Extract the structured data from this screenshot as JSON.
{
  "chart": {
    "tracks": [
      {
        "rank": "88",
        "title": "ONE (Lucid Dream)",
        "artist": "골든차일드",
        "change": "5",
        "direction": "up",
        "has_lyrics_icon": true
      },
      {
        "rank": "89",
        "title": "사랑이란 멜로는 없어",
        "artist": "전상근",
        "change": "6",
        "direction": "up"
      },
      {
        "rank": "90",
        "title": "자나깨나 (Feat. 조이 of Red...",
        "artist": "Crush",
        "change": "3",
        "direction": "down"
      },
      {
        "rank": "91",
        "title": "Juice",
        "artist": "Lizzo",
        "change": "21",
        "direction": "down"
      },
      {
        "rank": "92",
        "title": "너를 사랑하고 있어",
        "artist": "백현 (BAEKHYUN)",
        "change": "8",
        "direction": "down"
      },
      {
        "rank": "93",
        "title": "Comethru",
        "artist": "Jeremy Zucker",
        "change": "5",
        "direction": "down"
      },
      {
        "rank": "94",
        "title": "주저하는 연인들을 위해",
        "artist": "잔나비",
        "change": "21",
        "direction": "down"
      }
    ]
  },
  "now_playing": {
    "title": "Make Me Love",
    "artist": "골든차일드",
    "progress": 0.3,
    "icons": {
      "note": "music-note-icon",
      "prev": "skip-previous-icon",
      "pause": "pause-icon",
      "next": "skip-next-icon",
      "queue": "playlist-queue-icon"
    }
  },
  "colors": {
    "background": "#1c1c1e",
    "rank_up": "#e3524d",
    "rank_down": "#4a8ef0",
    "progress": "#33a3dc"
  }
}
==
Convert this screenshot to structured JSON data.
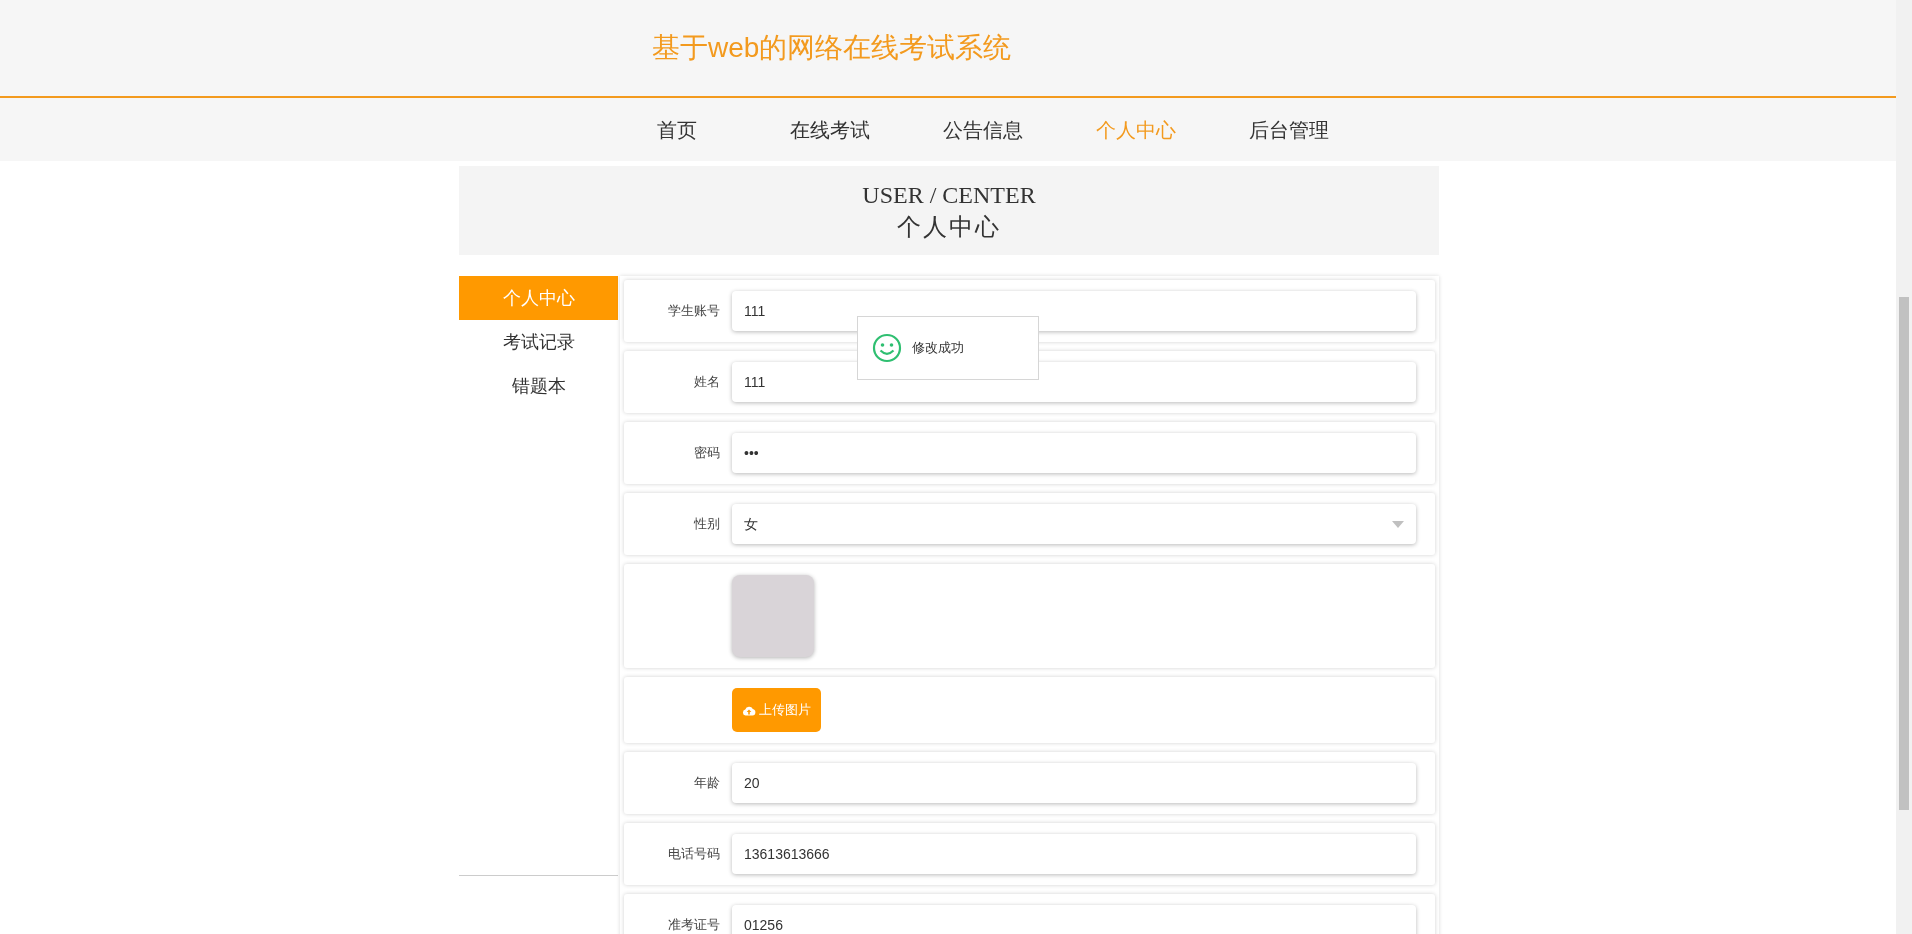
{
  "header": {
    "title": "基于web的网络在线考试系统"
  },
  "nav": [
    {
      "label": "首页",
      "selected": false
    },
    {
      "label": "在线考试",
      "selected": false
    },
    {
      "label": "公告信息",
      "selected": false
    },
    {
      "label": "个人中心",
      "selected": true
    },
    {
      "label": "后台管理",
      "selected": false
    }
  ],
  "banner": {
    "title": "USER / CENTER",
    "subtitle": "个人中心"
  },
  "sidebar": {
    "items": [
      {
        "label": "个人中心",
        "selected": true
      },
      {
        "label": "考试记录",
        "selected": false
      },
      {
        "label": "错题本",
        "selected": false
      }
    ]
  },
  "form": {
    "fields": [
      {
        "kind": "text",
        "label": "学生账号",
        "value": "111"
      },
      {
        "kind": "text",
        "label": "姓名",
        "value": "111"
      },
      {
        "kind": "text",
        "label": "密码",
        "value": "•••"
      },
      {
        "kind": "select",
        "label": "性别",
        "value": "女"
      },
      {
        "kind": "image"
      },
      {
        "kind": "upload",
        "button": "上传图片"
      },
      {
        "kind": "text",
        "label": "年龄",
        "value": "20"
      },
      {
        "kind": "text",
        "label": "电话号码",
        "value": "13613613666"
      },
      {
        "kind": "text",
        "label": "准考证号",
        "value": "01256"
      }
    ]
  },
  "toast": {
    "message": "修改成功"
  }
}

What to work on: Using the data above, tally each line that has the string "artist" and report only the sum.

Finished task: 8